Well, OK, but I'm sure his competitors would say much the same thing. If there is a Gateway success formula, he hasn't really told me what it is.

I try another line. What makes Waitt keep on fighting the fight? He could retire at this point and live comfortably without ever working again.

This question seems to catch him off-guard. Until this point he's been talking in a rapid, staccato rhythm as he alternately sprawls and fidgets on his leather chair, with the radio playing oldies such as "Beat the Reaper" in the background.

He pauses. "What keeps me motivated," he says thoughtfully, "the thing that keeps me going is - the fact we have really only scratched the surface of what we can accomplish." Now he sounds certain again, defining new goals and his ambition to achieve them. "Getting to where we are has been the easy part," he says. "Taking it to the next level is the real challenge, over the next five years. I'm only 32 years old, I'm not intending to go out to pasture just yet." He grins. "No pun intended."

And his ultimate objective for Gateway 2000 as a corporation?

Once again, the question makes him pause. "It's one of those things you don't really know till you get there," he says finally. "But - there's no point in aiming to be Number Two. You've got to have a plan-to-win attitude. This whole business is in its adolescence. Right now, we're just like a 14-year-old kid who stole the car keys from Mom and Dad so we could go do some really crazy stuff." He laughs, enjoying the image. "There are all kinds of challenges that are still ahead."

I've spent the whole day in the Gateway complex, talking to people at every level and walking maybe five miles along the industrial-carpeted corridors. But I still feel there's something missing, something that hasn't been said. And so, at quitting time, I head back to Jim's I-29 Liquor & Lounge, because I've been told that this is the main after-hours Gateway hangout.  Here I meet a gruff but amiable, heavy-drinking, bearded electronics engineer named Scotty who was one of the original Gateway employees and is the type of computer geek who holds rather firm opinions on just about everything. When I ask him the secret of Gateway's success, he doesn't have to think twice about it. "We wanted to prove," he says, "that out here in South Dakota, we could do what big corporations like IBM had done, and do it better, selling a well-manufactured product at a more reasonable price, with less bullshit." He folds his arms and gives me a steady, deeply serious look. "You have to understand the mentality here in the Midwest. We care. We really do."

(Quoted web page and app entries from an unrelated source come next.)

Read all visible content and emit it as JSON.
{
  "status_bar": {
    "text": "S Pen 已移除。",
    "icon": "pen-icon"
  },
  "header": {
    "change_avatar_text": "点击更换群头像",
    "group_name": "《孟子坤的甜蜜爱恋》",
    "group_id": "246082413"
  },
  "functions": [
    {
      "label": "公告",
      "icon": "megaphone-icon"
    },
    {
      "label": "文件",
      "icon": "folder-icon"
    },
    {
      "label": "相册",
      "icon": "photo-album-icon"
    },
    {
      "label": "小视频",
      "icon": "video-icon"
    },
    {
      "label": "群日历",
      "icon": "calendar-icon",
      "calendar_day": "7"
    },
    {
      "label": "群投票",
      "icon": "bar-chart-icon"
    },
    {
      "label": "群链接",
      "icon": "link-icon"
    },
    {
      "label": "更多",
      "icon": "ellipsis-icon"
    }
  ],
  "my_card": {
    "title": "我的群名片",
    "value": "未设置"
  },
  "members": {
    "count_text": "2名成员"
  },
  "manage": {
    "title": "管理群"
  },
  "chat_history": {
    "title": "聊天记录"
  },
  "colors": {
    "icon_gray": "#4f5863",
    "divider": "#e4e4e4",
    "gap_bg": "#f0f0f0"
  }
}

Sitting beside Scotty is his distractingly pretty wife, Kelly, who is fluent in four differnt programming languages. She tells me that she used to hang out at Gateway and do tech support, even though she's never been an employee. "I went there for fun," she says. "People worked all kinds of hours, just because they believed in it. For many of them, it was an obsession". "But it's not quite like that anymore."

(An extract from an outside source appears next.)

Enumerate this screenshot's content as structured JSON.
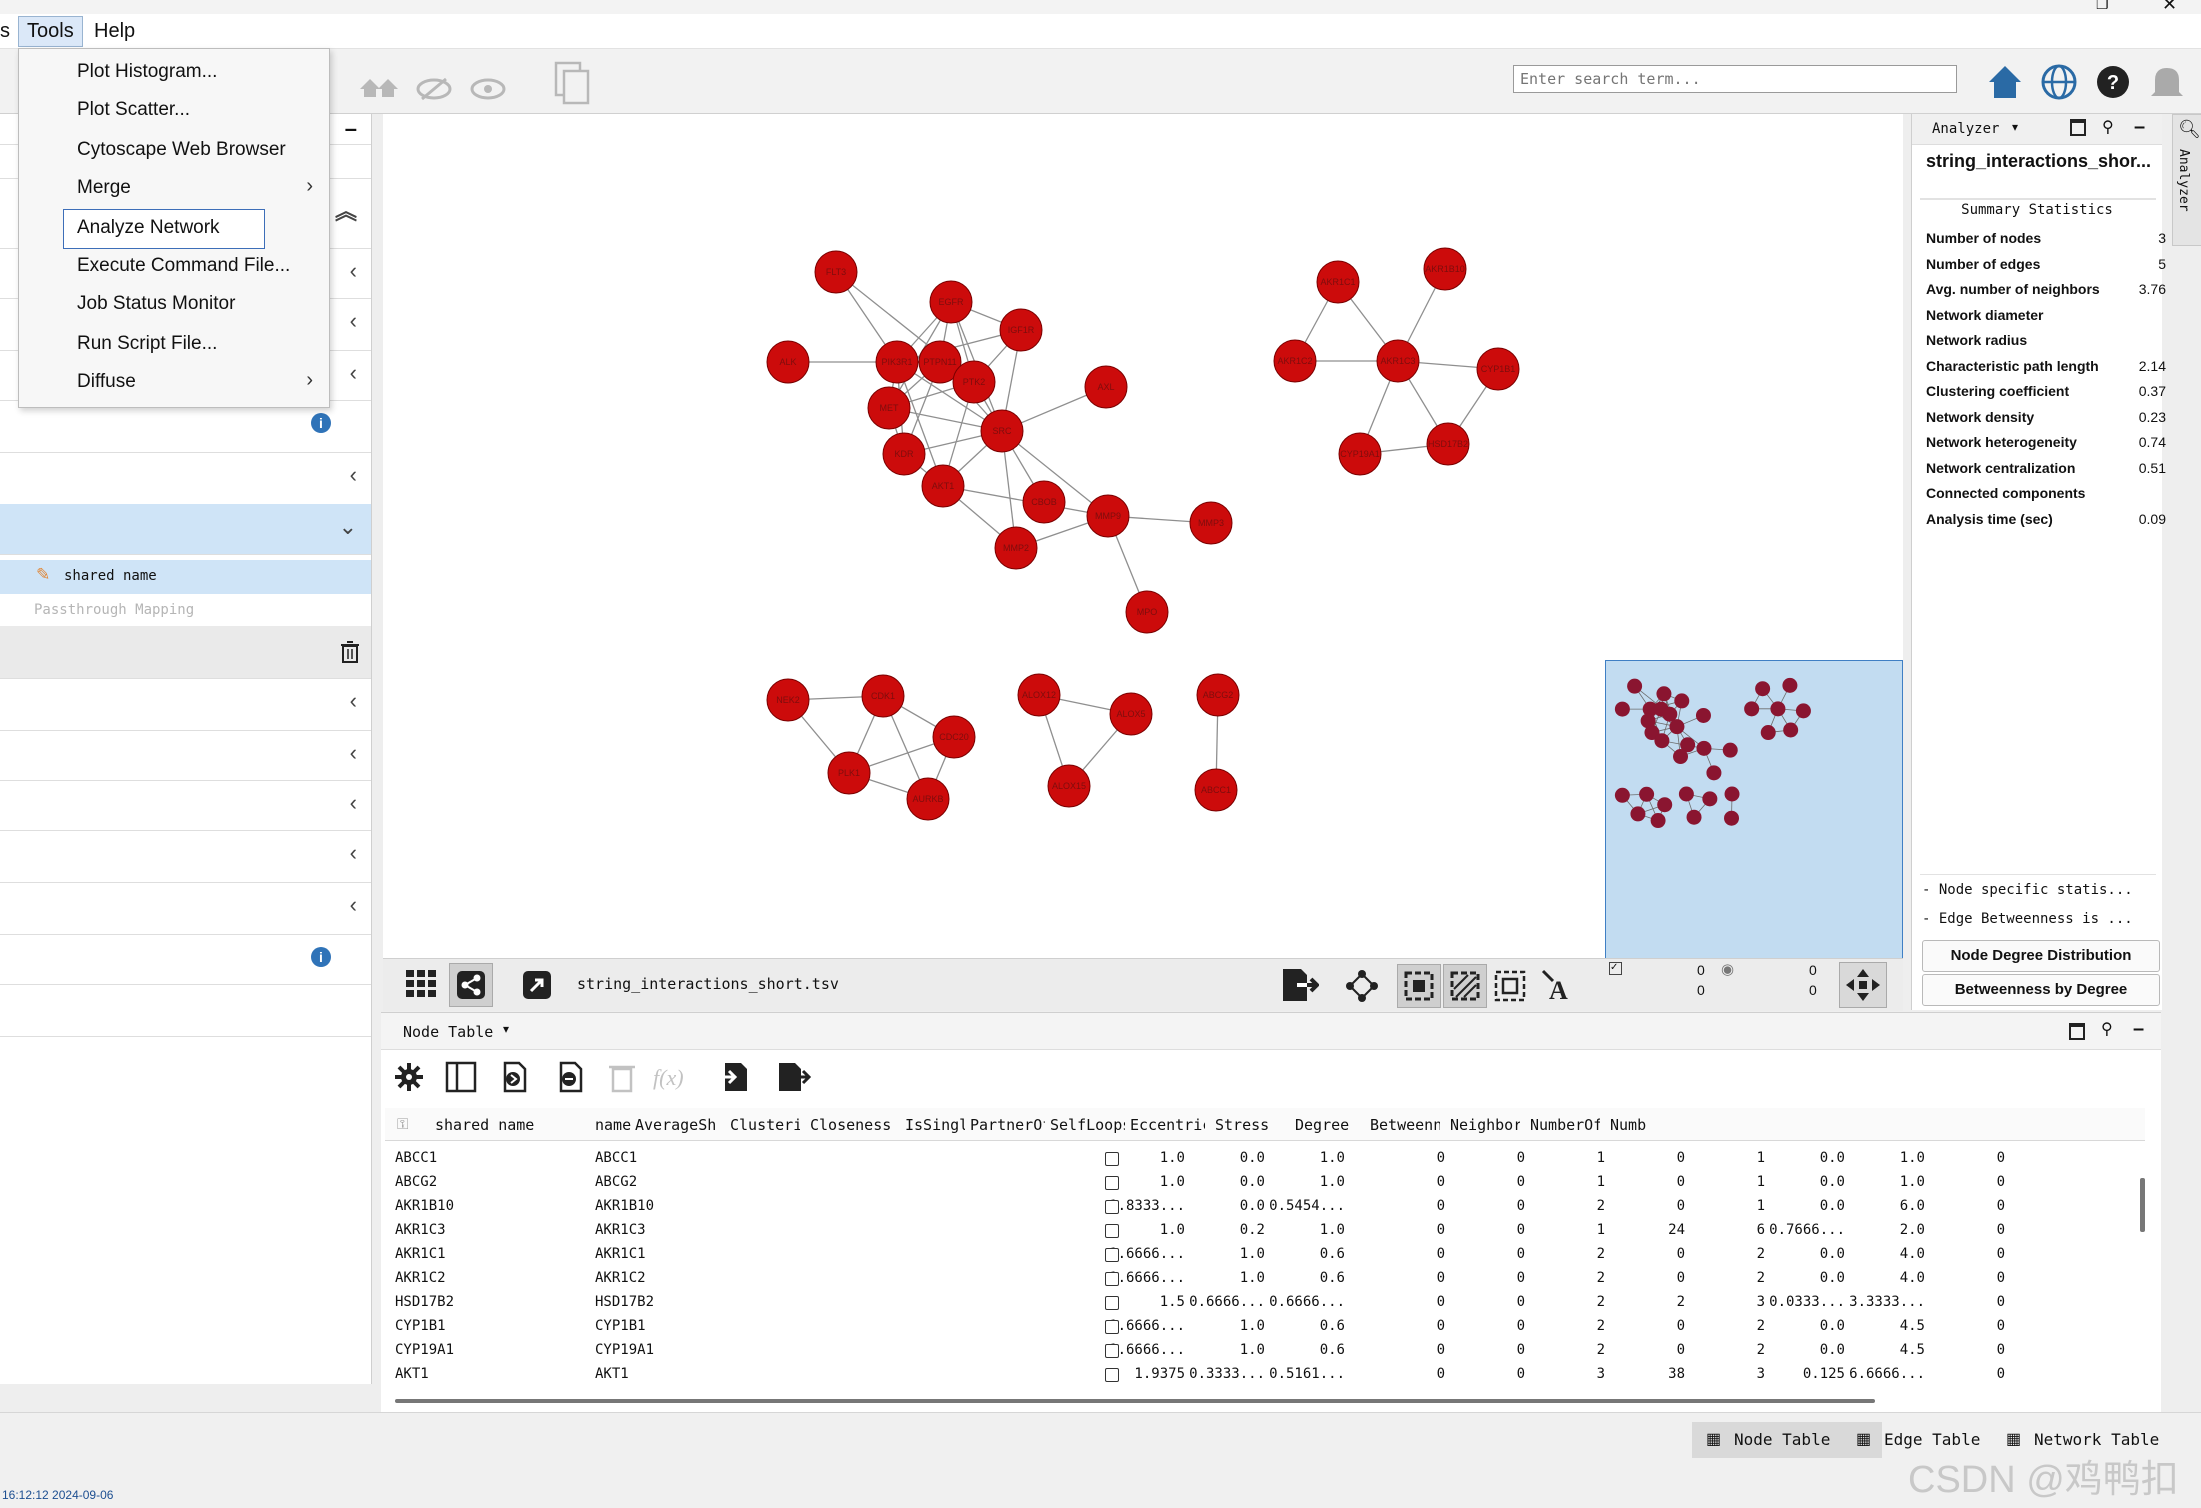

Scotty nods emphatically. "There are people, now, who don't work hard enough." He says it with an air of righteous disapproval. "And it's getting more corporate."

Corporate? I guess he means relative to the days when the business operated out of a barn. But in the near future, as Gateway continues to make the transition from being one man's obsession to a multinational corporation challenging Compaq and IBM for market dominance, Scotty's perception may be increasingly accurate.

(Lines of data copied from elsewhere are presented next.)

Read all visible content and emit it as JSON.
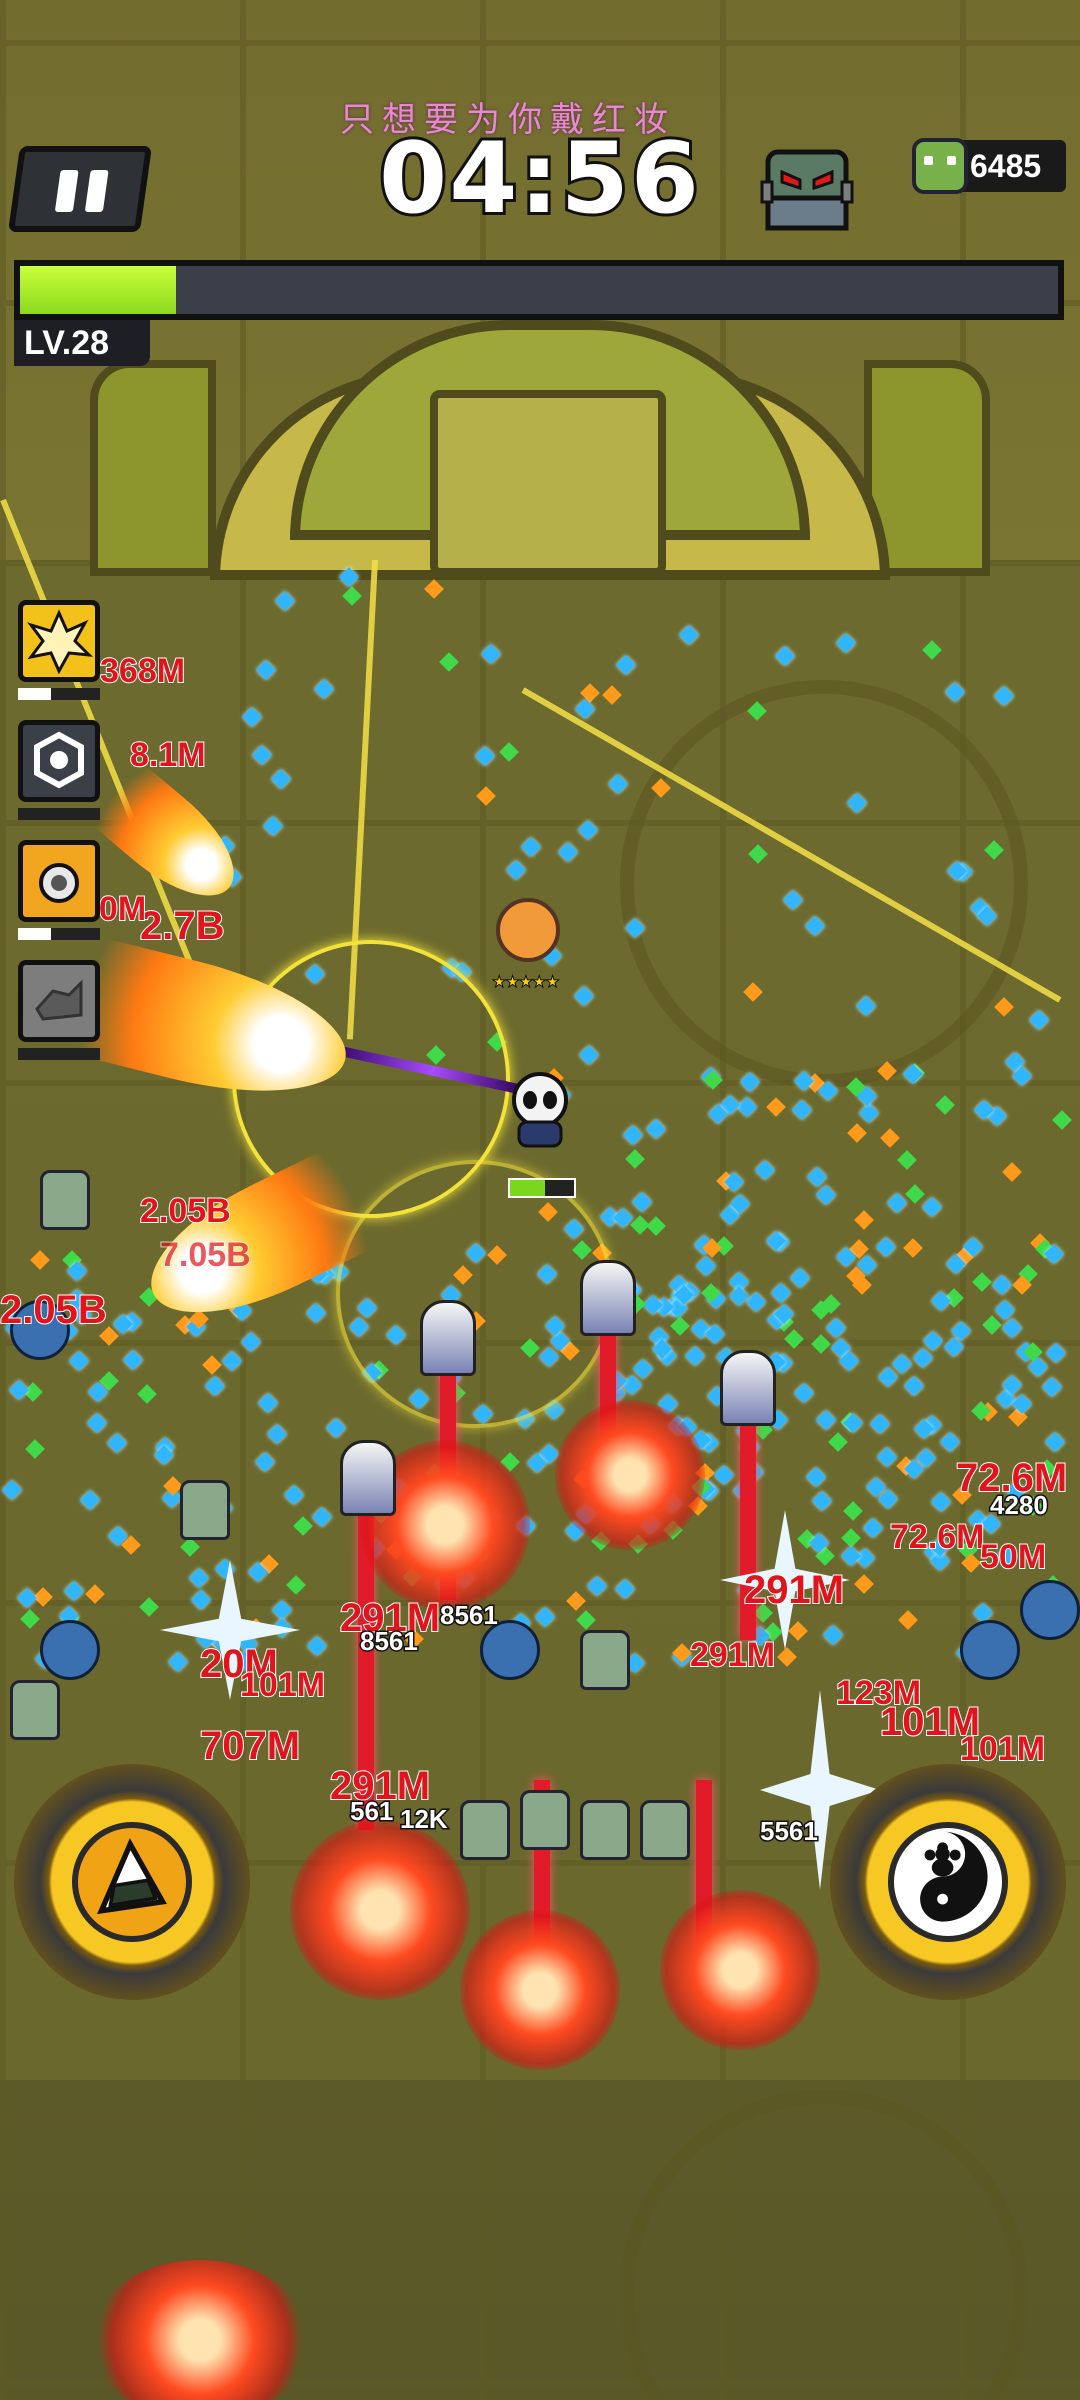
{
  "hud": {
    "song_title": "只想要为你戴红妆",
    "timer": "04:56",
    "kill_count": "6485",
    "level_label": "LV.28",
    "xp_progress": 0.15
  },
  "player": {
    "hp_fraction": 0.55,
    "pet_stars": "★★★★★"
  },
  "skills": [
    {
      "name": "explosion-skill-icon",
      "color": "#f2c21a",
      "cooldown": 0.4
    },
    {
      "name": "hexagon-shield-skill-icon",
      "color": "#3a3f48",
      "cooldown": 0.0
    },
    {
      "name": "bomb-skill-icon",
      "color": "#f2a51e",
      "cooldown": 0.4
    },
    {
      "name": "drone-skill-icon",
      "color": "#7d7d7d",
      "cooldown": 0.0
    }
  ],
  "damage_numbers": [
    {
      "text": "2.7B",
      "style": "red"
    },
    {
      "text": "2.05B",
      "style": "red"
    },
    {
      "text": "7.05B",
      "style": "red"
    },
    {
      "text": "2.05B",
      "style": "red"
    },
    {
      "text": "368M",
      "style": "red"
    },
    {
      "text": "8.1M",
      "style": "red"
    },
    {
      "text": "50M",
      "style": "red"
    },
    {
      "text": "72.6M",
      "style": "red"
    },
    {
      "text": "4280",
      "style": "white"
    },
    {
      "text": "72.6M",
      "style": "red"
    },
    {
      "text": "50M",
      "style": "red"
    },
    {
      "text": "101M",
      "style": "red"
    },
    {
      "text": "291M",
      "style": "red"
    },
    {
      "text": "8561",
      "style": "white"
    },
    {
      "text": "291M",
      "style": "red"
    },
    {
      "text": "20M",
      "style": "red"
    },
    {
      "text": "101M",
      "style": "red"
    },
    {
      "text": "707M",
      "style": "red"
    },
    {
      "text": "291M",
      "style": "red"
    },
    {
      "text": "561",
      "style": "white"
    },
    {
      "text": "12K",
      "style": "white"
    },
    {
      "text": "123M",
      "style": "red"
    },
    {
      "text": "291M",
      "style": "red"
    },
    {
      "text": "101M",
      "style": "red"
    },
    {
      "text": "5561",
      "style": "white"
    },
    {
      "text": "8561",
      "style": "white"
    }
  ],
  "buttons": {
    "left_skill": "rice-ball-icon",
    "right_skill": "yin-yang-paw-icon"
  },
  "colors": {
    "xp": "#a6ef2a",
    "damage": "#e0141c",
    "gem": "#2fb6ff"
  }
}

As the company grows bigger, it must surely acquire more levels of management and a more corporate style. In so doing, it will move farther from the success formula that has worked so well. Will Ted Waitt's cows still permeate every level of his empire? Will employees see beyond an amorphous corporate entity and continue to relate personally to their quirky CEO? Once Gateway is more industry giant than cattle ranch, can its minions continue to feel part of a small community out in the boondocks, proving itself against industry giants?

To paraphrase Waitt, the real challenge for Gateway lies ahead - but not just in terms of sales. The toughest task facing Gateway will be merely to sustain what has already been achieved, as if by accident, out here in the flatlands of South Dakota.

Charles Platt (cp@panix.com) writes science fiction books and science articles. His most recent work is The Silicon Man. He writes frequently for Wired.